But, of course, there must be a prioritization of self-preservation and care over continuous forgiveness. In these instances, I think it’s better to ask not what a friend or partner did, but instead how they made you feel. Do you like the way they made you feel? Do they make you feel this way often? If the answer to this question is every time your ex-S.O. re-enters your life you end up crying on your bathroom floor, then I’d say the answer is no; they’re toxic. And this isn’t to say that when someone is toxic in your life that they must be regarded as absolute evil. We all know people and relationships are more complicated than that. But we tend to try to categorize our relationships this way: good or bad, healthy or toxic, uplifting or detrimental. The difference is that a toxic friend need not be disregarded as a toxic person; they may have many, if not countless, positive and redeeming qualities, but if they are toxic to you, the relationship might be causing more harm than good. If they can’t give you what you need or vice versa, if your communication cannot reach a common ground or compromise, are they the kind of person you need to be surrounding yourself with? But if you have a relationship, no matter what kind, where the other person wants to apologize, work on a process of repairing and rebuilding a relationship, and was going through a tough personal time, do you just cut them loose? I don’t think so. I don’t think that’s what friendship, or any caring human relationship, should be. True friendship and understanding mean caring about your friends, even when they let you down, even when they aren’t at their best. I would hope it means being able to advocate for your own needs and emotions while simultaneously supporting a friend in a time of need.

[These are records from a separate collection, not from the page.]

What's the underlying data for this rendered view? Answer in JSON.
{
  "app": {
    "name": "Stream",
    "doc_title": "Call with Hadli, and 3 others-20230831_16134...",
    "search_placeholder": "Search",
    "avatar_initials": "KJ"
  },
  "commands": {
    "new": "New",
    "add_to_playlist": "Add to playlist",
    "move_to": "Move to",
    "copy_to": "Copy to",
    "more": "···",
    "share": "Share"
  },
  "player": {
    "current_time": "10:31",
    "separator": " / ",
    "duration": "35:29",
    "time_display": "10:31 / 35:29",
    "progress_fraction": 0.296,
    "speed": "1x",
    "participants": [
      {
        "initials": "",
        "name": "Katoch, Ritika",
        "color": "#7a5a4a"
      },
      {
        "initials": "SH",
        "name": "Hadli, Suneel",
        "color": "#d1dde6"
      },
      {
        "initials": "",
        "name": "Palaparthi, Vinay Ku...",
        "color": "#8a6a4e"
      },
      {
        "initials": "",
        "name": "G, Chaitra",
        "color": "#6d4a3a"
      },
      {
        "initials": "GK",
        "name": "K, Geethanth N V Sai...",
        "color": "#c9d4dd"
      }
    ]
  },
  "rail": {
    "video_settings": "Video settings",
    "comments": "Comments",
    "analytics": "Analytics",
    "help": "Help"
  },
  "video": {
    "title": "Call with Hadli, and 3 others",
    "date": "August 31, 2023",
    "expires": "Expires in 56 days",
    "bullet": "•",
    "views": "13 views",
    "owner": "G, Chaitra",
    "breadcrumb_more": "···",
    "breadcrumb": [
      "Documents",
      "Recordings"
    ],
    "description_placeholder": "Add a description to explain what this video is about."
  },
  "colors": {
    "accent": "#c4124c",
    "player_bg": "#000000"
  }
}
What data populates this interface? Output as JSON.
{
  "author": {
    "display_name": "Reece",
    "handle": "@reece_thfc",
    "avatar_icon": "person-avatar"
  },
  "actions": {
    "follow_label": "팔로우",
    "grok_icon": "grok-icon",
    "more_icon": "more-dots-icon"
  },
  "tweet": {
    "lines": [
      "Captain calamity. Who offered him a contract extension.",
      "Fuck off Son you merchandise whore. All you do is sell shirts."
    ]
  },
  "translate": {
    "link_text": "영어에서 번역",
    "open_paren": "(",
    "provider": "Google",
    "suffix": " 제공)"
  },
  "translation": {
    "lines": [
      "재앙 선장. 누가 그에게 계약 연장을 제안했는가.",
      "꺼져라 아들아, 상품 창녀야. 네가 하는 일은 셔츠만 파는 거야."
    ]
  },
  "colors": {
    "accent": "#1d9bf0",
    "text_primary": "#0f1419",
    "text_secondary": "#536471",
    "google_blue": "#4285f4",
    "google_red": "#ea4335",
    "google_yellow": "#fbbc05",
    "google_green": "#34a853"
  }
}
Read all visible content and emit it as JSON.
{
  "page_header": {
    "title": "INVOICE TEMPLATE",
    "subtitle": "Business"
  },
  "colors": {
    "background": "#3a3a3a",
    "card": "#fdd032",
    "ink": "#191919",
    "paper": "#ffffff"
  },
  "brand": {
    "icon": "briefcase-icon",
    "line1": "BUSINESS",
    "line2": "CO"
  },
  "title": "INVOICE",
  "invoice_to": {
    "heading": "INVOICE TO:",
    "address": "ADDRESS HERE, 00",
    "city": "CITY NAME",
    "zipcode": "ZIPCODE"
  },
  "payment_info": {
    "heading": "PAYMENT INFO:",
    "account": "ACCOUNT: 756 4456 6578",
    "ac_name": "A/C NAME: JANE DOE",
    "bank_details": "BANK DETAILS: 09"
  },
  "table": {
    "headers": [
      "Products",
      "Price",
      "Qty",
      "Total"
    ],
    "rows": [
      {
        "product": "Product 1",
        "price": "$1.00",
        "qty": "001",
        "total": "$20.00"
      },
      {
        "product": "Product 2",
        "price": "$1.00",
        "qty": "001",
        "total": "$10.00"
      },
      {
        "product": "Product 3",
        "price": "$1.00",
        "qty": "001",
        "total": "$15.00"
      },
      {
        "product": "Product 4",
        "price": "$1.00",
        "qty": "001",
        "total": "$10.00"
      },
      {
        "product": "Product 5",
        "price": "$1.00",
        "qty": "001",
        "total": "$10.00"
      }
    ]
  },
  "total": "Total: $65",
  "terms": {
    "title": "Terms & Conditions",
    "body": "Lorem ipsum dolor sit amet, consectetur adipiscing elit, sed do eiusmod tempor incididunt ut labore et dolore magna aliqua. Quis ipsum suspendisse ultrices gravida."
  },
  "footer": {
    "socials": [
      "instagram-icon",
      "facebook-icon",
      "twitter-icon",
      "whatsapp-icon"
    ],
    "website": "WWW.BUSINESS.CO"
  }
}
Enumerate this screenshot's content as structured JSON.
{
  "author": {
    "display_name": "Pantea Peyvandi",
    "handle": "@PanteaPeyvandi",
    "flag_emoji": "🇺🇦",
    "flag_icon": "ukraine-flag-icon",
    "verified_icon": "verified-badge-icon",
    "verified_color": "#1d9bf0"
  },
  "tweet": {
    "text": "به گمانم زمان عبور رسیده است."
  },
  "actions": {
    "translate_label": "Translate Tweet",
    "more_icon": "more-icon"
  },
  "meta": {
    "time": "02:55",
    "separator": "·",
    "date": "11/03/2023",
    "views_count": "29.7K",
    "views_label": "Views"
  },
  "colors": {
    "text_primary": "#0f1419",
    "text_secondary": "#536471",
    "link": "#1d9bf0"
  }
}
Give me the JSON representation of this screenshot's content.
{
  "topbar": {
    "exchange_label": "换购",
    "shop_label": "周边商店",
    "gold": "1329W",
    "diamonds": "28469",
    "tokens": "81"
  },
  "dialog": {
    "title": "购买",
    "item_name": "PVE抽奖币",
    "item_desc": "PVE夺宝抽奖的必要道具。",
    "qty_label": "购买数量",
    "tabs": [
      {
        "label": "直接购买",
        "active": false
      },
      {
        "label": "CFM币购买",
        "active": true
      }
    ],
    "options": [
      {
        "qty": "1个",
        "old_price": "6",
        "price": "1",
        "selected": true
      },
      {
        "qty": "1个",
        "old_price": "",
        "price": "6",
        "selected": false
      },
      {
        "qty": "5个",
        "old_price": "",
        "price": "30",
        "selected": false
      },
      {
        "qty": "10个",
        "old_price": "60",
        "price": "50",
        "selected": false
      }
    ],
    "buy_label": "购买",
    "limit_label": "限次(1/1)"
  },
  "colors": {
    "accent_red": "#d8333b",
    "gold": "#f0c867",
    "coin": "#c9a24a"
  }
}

So let’s not write off the ones we supposedly care about most as “toxic” at the drop of a hat. Let’s be open to second chances, but maybe not so open to third and fourth and fifth chances. Let’s assess how we feel and look to establish healthy patterns within our relationships with others and ourselves. Let’s communicate about what bothers, hurts, drives, or supports us. I would think that the people that will stick around will be more than willing to work to give us those things, and we would be willing to give them what they need as well. Let’s not lose our empathy in our pursuit of self-fulfillment.
Feature image by Vanessa Granda